#### ASSIGNED TASK:
Find every line in the records below that holds the word "this", and copy each one.

#### SOURCE MATERIAL:
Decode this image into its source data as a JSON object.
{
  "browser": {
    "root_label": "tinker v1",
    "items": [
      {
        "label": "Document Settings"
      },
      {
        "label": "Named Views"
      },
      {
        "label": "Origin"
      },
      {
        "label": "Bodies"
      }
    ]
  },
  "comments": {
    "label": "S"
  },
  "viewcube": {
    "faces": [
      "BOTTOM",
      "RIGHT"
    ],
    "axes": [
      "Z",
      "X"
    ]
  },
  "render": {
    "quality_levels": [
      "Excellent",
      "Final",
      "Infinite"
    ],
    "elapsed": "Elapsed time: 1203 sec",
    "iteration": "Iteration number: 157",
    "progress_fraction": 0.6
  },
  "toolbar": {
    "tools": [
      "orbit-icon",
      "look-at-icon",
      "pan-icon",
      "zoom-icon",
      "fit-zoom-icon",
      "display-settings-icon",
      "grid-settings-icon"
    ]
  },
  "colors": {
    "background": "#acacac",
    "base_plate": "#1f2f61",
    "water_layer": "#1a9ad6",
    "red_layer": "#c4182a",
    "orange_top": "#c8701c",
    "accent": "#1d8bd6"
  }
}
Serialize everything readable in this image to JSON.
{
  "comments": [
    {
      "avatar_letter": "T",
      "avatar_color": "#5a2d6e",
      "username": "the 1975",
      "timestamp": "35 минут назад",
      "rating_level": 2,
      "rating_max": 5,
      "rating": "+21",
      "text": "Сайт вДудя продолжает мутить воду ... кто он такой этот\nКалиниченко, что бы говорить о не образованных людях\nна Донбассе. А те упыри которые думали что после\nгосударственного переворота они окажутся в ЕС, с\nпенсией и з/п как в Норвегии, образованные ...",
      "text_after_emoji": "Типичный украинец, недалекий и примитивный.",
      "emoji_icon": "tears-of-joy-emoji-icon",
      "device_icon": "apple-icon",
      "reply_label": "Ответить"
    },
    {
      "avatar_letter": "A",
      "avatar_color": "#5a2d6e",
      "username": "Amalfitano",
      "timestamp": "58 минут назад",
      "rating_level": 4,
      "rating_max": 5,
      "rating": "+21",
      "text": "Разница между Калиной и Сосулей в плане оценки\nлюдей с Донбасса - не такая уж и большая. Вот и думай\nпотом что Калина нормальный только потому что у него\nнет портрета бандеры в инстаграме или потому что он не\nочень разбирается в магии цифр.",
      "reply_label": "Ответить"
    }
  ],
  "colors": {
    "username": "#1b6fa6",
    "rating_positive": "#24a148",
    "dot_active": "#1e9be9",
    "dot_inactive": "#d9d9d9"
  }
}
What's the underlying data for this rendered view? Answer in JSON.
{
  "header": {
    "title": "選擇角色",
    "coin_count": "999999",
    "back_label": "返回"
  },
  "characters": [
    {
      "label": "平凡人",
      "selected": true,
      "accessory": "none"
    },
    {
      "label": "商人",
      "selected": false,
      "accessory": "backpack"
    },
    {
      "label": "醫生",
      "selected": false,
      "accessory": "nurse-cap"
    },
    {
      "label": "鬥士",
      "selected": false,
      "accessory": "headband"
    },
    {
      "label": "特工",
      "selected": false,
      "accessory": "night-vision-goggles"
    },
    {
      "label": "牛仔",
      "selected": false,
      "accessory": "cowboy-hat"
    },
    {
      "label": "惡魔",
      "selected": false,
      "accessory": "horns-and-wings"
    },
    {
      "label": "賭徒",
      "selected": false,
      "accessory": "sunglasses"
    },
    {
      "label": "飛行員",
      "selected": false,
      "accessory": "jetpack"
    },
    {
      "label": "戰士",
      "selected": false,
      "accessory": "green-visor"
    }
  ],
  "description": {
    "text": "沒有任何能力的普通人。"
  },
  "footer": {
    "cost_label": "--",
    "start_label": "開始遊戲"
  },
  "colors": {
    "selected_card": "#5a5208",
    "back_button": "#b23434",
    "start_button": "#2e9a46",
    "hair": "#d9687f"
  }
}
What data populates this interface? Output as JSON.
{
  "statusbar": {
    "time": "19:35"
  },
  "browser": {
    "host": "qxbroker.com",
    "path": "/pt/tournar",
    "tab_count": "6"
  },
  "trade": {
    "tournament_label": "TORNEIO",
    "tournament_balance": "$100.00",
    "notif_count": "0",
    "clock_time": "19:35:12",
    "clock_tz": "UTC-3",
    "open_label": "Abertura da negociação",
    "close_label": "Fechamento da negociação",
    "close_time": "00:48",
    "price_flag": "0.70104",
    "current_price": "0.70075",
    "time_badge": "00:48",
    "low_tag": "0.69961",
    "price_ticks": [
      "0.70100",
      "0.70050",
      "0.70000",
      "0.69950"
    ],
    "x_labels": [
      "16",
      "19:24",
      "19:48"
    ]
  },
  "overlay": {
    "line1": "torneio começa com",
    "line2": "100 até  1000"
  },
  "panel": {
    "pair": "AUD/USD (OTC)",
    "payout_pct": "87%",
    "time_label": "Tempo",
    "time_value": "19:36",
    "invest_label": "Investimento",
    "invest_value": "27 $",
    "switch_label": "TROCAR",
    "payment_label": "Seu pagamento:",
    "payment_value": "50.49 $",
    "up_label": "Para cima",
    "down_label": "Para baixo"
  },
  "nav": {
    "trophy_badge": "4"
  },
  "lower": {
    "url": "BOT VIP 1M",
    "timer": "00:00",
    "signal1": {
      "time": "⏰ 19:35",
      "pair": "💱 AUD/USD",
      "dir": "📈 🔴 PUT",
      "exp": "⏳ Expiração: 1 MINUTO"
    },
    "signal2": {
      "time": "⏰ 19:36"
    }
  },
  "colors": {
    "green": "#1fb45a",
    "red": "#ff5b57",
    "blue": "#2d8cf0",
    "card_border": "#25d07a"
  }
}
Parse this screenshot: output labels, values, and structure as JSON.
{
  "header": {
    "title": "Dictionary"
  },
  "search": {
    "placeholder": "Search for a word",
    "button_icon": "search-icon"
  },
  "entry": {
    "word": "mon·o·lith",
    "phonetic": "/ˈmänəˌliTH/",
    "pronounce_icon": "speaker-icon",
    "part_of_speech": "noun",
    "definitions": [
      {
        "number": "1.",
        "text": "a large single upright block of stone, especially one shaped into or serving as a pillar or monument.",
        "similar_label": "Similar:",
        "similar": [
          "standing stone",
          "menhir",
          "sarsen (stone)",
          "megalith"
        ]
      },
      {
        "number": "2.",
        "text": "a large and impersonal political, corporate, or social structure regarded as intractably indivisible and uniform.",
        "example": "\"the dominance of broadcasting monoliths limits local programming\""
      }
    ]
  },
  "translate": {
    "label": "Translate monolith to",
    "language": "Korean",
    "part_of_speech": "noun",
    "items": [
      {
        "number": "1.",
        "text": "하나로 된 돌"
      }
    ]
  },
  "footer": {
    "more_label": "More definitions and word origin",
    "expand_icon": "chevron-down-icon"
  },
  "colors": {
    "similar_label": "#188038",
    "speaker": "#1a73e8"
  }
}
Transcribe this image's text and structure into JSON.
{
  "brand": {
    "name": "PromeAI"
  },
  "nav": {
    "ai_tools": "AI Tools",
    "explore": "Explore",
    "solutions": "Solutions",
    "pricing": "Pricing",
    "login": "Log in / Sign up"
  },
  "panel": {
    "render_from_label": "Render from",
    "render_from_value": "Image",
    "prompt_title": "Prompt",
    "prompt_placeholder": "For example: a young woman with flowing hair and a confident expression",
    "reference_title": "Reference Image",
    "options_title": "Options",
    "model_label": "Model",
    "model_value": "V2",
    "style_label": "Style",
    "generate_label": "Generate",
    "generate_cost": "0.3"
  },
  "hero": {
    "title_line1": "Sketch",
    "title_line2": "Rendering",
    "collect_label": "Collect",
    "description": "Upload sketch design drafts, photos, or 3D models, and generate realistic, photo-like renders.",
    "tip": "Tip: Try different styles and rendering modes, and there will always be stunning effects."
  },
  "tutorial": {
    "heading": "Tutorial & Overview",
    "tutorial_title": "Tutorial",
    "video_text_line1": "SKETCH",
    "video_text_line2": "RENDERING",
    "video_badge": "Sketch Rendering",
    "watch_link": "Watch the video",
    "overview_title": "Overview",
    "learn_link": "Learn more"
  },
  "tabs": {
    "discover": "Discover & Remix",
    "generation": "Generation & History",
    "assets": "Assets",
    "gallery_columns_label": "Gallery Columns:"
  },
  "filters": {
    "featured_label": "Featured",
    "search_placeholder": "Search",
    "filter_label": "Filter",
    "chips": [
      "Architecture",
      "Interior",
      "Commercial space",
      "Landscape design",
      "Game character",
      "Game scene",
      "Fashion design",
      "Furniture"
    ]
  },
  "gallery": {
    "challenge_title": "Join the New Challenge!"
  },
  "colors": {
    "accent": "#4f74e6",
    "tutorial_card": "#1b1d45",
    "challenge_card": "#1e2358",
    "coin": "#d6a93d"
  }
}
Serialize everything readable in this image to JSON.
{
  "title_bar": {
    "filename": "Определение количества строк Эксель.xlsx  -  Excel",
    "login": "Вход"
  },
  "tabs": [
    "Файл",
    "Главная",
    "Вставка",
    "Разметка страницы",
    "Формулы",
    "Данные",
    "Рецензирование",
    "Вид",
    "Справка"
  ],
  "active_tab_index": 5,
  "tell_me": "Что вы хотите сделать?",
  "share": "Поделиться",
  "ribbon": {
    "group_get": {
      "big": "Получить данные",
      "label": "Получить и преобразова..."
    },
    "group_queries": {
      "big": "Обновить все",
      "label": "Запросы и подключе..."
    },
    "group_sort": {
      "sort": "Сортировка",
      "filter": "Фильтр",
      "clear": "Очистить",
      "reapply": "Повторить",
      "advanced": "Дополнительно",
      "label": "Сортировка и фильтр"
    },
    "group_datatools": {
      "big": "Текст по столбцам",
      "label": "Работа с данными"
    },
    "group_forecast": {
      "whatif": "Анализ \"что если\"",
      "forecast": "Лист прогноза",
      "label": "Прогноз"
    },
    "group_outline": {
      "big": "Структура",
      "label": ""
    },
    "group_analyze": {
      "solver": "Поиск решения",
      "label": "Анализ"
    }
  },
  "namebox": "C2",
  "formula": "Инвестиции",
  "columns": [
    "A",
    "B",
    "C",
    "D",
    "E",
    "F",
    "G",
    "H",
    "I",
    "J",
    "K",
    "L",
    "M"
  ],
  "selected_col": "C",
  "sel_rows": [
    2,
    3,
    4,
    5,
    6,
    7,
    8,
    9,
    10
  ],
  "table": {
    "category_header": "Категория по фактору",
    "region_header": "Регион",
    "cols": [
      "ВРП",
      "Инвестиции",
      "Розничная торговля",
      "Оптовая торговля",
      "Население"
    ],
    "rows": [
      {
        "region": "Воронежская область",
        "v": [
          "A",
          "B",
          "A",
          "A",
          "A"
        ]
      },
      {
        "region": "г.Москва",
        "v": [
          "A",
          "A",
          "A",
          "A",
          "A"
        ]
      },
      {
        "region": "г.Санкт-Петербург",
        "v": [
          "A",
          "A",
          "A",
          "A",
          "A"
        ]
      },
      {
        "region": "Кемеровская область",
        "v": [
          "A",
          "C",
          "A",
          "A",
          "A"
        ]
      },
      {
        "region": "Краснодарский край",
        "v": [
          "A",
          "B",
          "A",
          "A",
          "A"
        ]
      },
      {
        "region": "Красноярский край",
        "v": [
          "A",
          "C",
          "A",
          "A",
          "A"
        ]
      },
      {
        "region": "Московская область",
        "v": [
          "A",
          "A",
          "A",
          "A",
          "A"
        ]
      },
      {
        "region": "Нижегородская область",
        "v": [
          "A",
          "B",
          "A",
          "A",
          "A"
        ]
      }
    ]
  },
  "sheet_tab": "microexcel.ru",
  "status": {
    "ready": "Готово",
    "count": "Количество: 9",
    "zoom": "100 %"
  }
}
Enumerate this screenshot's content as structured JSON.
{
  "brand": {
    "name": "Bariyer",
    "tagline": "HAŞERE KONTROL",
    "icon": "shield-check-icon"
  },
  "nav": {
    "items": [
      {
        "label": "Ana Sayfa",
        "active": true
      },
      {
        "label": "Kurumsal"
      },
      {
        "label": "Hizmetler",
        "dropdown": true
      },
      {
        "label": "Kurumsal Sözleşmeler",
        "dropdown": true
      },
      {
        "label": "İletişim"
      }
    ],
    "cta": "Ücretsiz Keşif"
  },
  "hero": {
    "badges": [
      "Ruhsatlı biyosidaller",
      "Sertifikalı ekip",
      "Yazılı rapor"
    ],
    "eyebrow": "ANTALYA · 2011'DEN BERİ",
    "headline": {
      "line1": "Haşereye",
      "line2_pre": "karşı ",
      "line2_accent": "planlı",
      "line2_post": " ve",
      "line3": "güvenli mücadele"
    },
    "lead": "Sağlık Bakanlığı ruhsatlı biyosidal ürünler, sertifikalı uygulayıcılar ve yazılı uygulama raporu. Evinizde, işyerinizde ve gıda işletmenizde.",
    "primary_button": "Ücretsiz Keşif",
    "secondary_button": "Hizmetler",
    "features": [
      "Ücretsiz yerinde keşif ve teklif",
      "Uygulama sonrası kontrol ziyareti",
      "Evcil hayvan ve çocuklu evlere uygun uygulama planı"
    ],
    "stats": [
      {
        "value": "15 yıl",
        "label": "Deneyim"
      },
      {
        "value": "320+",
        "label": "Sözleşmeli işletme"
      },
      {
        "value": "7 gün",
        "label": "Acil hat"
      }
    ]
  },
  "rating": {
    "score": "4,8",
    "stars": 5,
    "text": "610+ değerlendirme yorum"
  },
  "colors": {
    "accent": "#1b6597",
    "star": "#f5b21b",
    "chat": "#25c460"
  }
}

#### SOLVED EXERCISE:
Decode this image into its source data as a JSON object.
Serialize everything readable in this image to JSON.
What's the underlying data for this rendered view? Answer in JSON.
What data populates this interface? Output as JSON.
Parse this screenshot: output labels, values, and structure as JSON.
Transcribe this image's text and structure into JSON.
Serialize everything readable in this image to JSON.
Enumerate this screenshot's content as structured JSON.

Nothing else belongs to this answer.